• [DATA SUPPLIED]:
◇ ◇ ◇ ◇ ◇ ◇ ◇
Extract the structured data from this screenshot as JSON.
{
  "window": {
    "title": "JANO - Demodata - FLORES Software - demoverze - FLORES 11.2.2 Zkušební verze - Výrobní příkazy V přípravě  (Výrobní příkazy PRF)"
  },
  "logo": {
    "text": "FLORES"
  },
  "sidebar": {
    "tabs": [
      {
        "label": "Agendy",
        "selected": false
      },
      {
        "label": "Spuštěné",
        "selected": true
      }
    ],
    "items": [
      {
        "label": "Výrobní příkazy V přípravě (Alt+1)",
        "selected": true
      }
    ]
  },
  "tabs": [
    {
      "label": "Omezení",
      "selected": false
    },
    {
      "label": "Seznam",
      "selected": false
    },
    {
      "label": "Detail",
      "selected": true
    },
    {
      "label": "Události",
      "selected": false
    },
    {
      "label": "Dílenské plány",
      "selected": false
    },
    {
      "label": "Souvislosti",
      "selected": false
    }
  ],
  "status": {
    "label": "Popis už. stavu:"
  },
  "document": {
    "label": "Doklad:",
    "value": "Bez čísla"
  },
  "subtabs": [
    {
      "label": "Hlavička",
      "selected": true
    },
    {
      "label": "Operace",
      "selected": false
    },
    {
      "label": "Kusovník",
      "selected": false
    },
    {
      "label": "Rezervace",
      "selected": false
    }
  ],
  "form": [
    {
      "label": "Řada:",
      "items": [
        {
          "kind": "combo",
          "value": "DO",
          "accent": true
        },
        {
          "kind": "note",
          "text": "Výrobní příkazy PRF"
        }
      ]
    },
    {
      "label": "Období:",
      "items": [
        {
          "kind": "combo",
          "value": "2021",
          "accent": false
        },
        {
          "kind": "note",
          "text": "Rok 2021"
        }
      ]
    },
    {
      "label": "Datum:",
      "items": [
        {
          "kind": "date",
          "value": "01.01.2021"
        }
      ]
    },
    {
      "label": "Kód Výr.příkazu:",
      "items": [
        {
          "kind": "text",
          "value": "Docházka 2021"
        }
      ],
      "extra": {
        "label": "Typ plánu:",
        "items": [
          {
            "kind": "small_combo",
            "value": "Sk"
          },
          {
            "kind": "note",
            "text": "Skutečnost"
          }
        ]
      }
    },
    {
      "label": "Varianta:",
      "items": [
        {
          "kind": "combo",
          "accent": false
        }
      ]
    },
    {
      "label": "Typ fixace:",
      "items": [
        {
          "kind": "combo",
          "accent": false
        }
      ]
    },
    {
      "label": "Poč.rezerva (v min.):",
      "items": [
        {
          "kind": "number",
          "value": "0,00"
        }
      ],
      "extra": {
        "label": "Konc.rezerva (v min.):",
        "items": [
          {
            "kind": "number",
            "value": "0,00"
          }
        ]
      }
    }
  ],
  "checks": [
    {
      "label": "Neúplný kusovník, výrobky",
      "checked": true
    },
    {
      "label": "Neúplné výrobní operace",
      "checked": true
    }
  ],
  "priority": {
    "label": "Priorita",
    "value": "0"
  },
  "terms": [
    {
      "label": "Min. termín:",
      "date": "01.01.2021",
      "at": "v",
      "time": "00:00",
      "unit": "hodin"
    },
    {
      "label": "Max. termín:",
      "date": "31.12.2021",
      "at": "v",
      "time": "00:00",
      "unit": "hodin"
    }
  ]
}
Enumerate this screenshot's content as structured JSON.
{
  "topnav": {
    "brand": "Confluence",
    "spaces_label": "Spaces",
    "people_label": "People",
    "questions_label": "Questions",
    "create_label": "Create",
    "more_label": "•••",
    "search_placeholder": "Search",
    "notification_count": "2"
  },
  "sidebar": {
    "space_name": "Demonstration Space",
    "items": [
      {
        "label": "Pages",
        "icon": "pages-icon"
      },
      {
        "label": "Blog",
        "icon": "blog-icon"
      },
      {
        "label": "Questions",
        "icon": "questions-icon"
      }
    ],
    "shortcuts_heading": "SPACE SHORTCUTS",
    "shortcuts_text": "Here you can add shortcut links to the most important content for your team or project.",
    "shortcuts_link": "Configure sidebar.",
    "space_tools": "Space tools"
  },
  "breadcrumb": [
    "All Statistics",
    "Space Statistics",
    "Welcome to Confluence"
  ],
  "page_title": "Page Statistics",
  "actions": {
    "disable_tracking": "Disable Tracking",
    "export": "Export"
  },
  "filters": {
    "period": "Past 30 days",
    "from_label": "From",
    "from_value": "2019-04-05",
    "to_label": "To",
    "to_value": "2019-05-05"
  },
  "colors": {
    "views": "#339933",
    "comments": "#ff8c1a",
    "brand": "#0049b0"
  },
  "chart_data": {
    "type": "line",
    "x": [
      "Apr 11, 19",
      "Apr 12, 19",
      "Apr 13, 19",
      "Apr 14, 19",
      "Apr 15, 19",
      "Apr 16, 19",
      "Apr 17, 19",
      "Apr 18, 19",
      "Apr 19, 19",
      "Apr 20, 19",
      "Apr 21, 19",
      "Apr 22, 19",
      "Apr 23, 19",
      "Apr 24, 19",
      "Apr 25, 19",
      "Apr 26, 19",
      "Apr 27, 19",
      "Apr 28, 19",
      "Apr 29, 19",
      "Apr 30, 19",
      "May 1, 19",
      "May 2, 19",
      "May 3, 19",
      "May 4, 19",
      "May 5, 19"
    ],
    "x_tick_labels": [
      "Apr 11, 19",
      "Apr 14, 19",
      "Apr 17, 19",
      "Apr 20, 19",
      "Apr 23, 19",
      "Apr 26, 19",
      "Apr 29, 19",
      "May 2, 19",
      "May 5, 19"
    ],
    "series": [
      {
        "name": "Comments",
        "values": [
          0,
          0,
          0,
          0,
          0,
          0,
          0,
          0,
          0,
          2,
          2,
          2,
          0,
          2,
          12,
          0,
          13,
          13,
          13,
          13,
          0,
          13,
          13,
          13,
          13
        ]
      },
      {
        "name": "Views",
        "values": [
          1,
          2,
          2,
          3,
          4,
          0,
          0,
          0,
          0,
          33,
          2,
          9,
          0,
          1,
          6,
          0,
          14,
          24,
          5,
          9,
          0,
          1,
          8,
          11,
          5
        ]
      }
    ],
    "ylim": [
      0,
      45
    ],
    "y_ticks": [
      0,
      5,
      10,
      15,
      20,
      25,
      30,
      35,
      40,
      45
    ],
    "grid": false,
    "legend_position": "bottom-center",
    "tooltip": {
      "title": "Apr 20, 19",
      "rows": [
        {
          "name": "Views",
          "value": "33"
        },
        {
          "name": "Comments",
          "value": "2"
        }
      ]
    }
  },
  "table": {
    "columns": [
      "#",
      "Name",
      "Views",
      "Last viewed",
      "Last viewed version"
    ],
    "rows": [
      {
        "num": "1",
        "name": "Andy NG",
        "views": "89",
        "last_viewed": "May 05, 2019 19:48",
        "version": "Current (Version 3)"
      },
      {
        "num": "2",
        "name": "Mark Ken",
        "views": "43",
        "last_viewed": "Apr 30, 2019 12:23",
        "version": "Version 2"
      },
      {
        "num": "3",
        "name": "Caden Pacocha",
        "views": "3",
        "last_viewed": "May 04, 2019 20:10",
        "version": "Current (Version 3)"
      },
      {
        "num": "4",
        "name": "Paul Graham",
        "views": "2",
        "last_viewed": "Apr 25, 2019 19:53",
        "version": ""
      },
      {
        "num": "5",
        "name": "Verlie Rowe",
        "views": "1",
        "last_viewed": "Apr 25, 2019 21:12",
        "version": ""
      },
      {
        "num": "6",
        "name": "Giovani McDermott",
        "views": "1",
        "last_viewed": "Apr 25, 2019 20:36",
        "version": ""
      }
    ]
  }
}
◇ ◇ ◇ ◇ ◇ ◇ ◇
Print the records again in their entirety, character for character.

• [WRITTEN RESPONSE]:
Extract the structured data from this screenshot as JSON.
{
  "window": {
    "title": "JANO - Demodata - FLORES Software - demoverze - FLORES 11.2.2 Zkušební verze - Výrobní příkazy V přípravě  (Výrobní příkazy PRF)"
  },
  "logo": {
    "text": "FLORES"
  },
  "sidebar": {
    "tabs": [
      {
        "label": "Agendy",
        "selected": false
      },
      {
        "label": "Spuštěné",
        "selected": true
      }
    ],
    "items": [
      {
        "label": "Výrobní příkazy V přípravě (Alt+1)",
        "selected": true
      }
    ]
  },
  "tabs": [
    {
      "label": "Omezení",
      "selected": false
    },
    {
      "label": "Seznam",
      "selected": false
    },
    {
      "label": "Detail",
      "selected": true
    },
    {
      "label": "Události",
      "selected": false
    },
    {
      "label": "Dílenské plány",
      "selected": false
    },
    {
      "label": "Souvislosti",
      "selected": false
    }
  ],
  "status": {
    "label": "Popis už. stavu:"
  },
  "document": {
    "label": "Doklad:",
    "value": "Bez čísla"
  },
  "subtabs": [
    {
      "label": "Hlavička",
      "selected": true
    },
    {
      "label": "Operace",
      "selected": false
    },
    {
      "label": "Kusovník",
      "selected": false
    },
    {
      "label": "Rezervace",
      "selected": false
    }
  ],
  "form": [
    {
      "label": "Řada:",
      "items": [
        {
          "kind": "combo",
          "value": "DO",
          "accent": true
        },
        {
          "kind": "note",
          "text": "Výrobní příkazy PRF"
        }
      ]
    },
    {
      "label": "Období:",
      "items": [
        {
          "kind": "combo",
          "value": "2021",
          "accent": false
        },
        {
          "kind": "note",
          "text": "Rok 2021"
        }
      ]
    },
    {
      "label": "Datum:",
      "items": [
        {
          "kind": "date",
          "value": "01.01.2021"
        }
      ]
    },
    {
      "label": "Kód Výr.příkazu:",
      "items": [
        {
          "kind": "text",
          "value": "Docházka 2021"
        }
      ],
      "extra": {
        "label": "Typ plánu:",
        "items": [
          {
            "kind": "small_combo",
            "value": "Sk"
          },
          {
            "kind": "note",
            "text": "Skutečnost"
          }
        ]
      }
    },
    {
      "label": "Varianta:",
      "items": [
        {
          "kind": "combo",
          "accent": false
        }
      ]
    },
    {
      "label": "Typ fixace:",
      "items": [
        {
          "kind": "combo",
          "accent": false
        }
      ]
    },
    {
      "label": "Poč.rezerva (v min.):",
      "items": [
        {
          "kind": "number",
          "value": "0,00"
        }
      ],
      "extra": {
        "label": "Konc.rezerva (v min.):",
        "items": [
          {
            "kind": "number",
            "value": "0,00"
          }
        ]
      }
    }
  ],
  "checks": [
    {
      "label": "Neúplný kusovník, výrobky",
      "checked": true
    },
    {
      "label": "Neúplné výrobní operace",
      "checked": true
    }
  ],
  "priority": {
    "label": "Priorita",
    "value": "0"
  },
  "terms": [
    {
      "label": "Min. termín:",
      "date": "01.01.2021",
      "at": "v",
      "time": "00:00",
      "unit": "hodin"
    },
    {
      "label": "Max. termín:",
      "date": "31.12.2021",
      "at": "v",
      "time": "00:00",
      "unit": "hodin"
    }
  ]
}
Enumerate this screenshot's content as structured JSON.
{
  "topnav": {
    "brand": "Confluence",
    "spaces_label": "Spaces",
    "people_label": "People",
    "questions_label": "Questions",
    "create_label": "Create",
    "more_label": "•••",
    "search_placeholder": "Search",
    "notification_count": "2"
  },
  "sidebar": {
    "space_name": "Demonstration Space",
    "items": [
      {
        "label": "Pages",
        "icon": "pages-icon"
      },
      {
        "label": "Blog",
        "icon": "blog-icon"
      },
      {
        "label": "Questions",
        "icon": "questions-icon"
      }
    ],
    "shortcuts_heading": "SPACE SHORTCUTS",
    "shortcuts_text": "Here you can add shortcut links to the most important content for your team or project.",
    "shortcuts_link": "Configure sidebar.",
    "space_tools": "Space tools"
  },
  "breadcrumb": [
    "All Statistics",
    "Space Statistics",
    "Welcome to Confluence"
  ],
  "page_title": "Page Statistics",
  "actions": {
    "disable_tracking": "Disable Tracking",
    "export": "Export"
  },
  "filters": {
    "period": "Past 30 days",
    "from_label": "From",
    "from_value": "2019-04-05",
    "to_label": "To",
    "to_value": "2019-05-05"
  },
  "colors": {
    "views": "#339933",
    "comments": "#ff8c1a",
    "brand": "#0049b0"
  },
  "chart_data": {
    "type": "line",
    "x": [
      "Apr 11, 19",
      "Apr 12, 19",
      "Apr 13, 19",
      "Apr 14, 19",
      "Apr 15, 19",
      "Apr 16, 19",
      "Apr 17, 19",
      "Apr 18, 19",
      "Apr 19, 19",
      "Apr 20, 19",
      "Apr 21, 19",
      "Apr 22, 19",
      "Apr 23, 19",
      "Apr 24, 19",
      "Apr 25, 19",
      "Apr 26, 19",
      "Apr 27, 19",
      "Apr 28, 19",
      "Apr 29, 19",
      "Apr 30, 19",
      "May 1, 19",
      "May 2, 19",
      "May 3, 19",
      "May 4, 19",
      "May 5, 19"
    ],
    "x_tick_labels": [
      "Apr 11, 19",
      "Apr 14, 19",
      "Apr 17, 19",
      "Apr 20, 19",
      "Apr 23, 19",
      "Apr 26, 19",
      "Apr 29, 19",
      "May 2, 19",
      "May 5, 19"
    ],
    "series": [
      {
        "name": "Comments",
        "values": [
          0,
          0,
          0,
          0,
          0,
          0,
          0,
          0,
          0,
          2,
          2,
          2,
          0,
          2,
          12,
          0,
          13,
          13,
          13,
          13,
          0,
          13,
          13,
          13,
          13
        ]
      },
      {
        "name": "Views",
        "values": [
          1,
          2,
          2,
          3,
          4,
          0,
          0,
          0,
          0,
          33,
          2,
          9,
          0,
          1,
          6,
          0,
          14,
          24,
          5,
          9,
          0,
          1,
          8,
          11,
          5
        ]
      }
    ],
    "ylim": [
      0,
      45
    ],
    "y_ticks": [
      0,
      5,
      10,
      15,
      20,
      25,
      30,
      35,
      40,
      45
    ],
    "grid": false,
    "legend_position": "bottom-center",
    "tooltip": {
      "title": "Apr 20, 19",
      "rows": [
        {
          "name": "Views",
          "value": "33"
        },
        {
          "name": "Comments",
          "value": "2"
        }
      ]
    }
  },
  "table": {
    "columns": [
      "#",
      "Name",
      "Views",
      "Last viewed",
      "Last viewed version"
    ],
    "rows": [
      {
        "num": "1",
        "name": "Andy NG",
        "views": "89",
        "last_viewed": "May 05, 2019 19:48",
        "version": "Current (Version 3)"
      },
      {
        "num": "2",
        "name": "Mark Ken",
        "views": "43",
        "last_viewed": "Apr 30, 2019 12:23",
        "version": "Version 2"
      },
      {
        "num": "3",
        "name": "Caden Pacocha",
        "views": "3",
        "last_viewed": "May 04, 2019 20:10",
        "version": "Current (Version 3)"
      },
      {
        "num": "4",
        "name": "Paul Graham",
        "views": "2",
        "last_viewed": "Apr 25, 2019 19:53",
        "version": ""
      },
      {
        "num": "5",
        "name": "Verlie Rowe",
        "views": "1",
        "last_viewed": "Apr 25, 2019 21:12",
        "version": ""
      },
      {
        "num": "6",
        "name": "Giovani McDermott",
        "views": "1",
        "last_viewed": "Apr 25, 2019 20:36",
        "version": ""
      }
    ]
  }
}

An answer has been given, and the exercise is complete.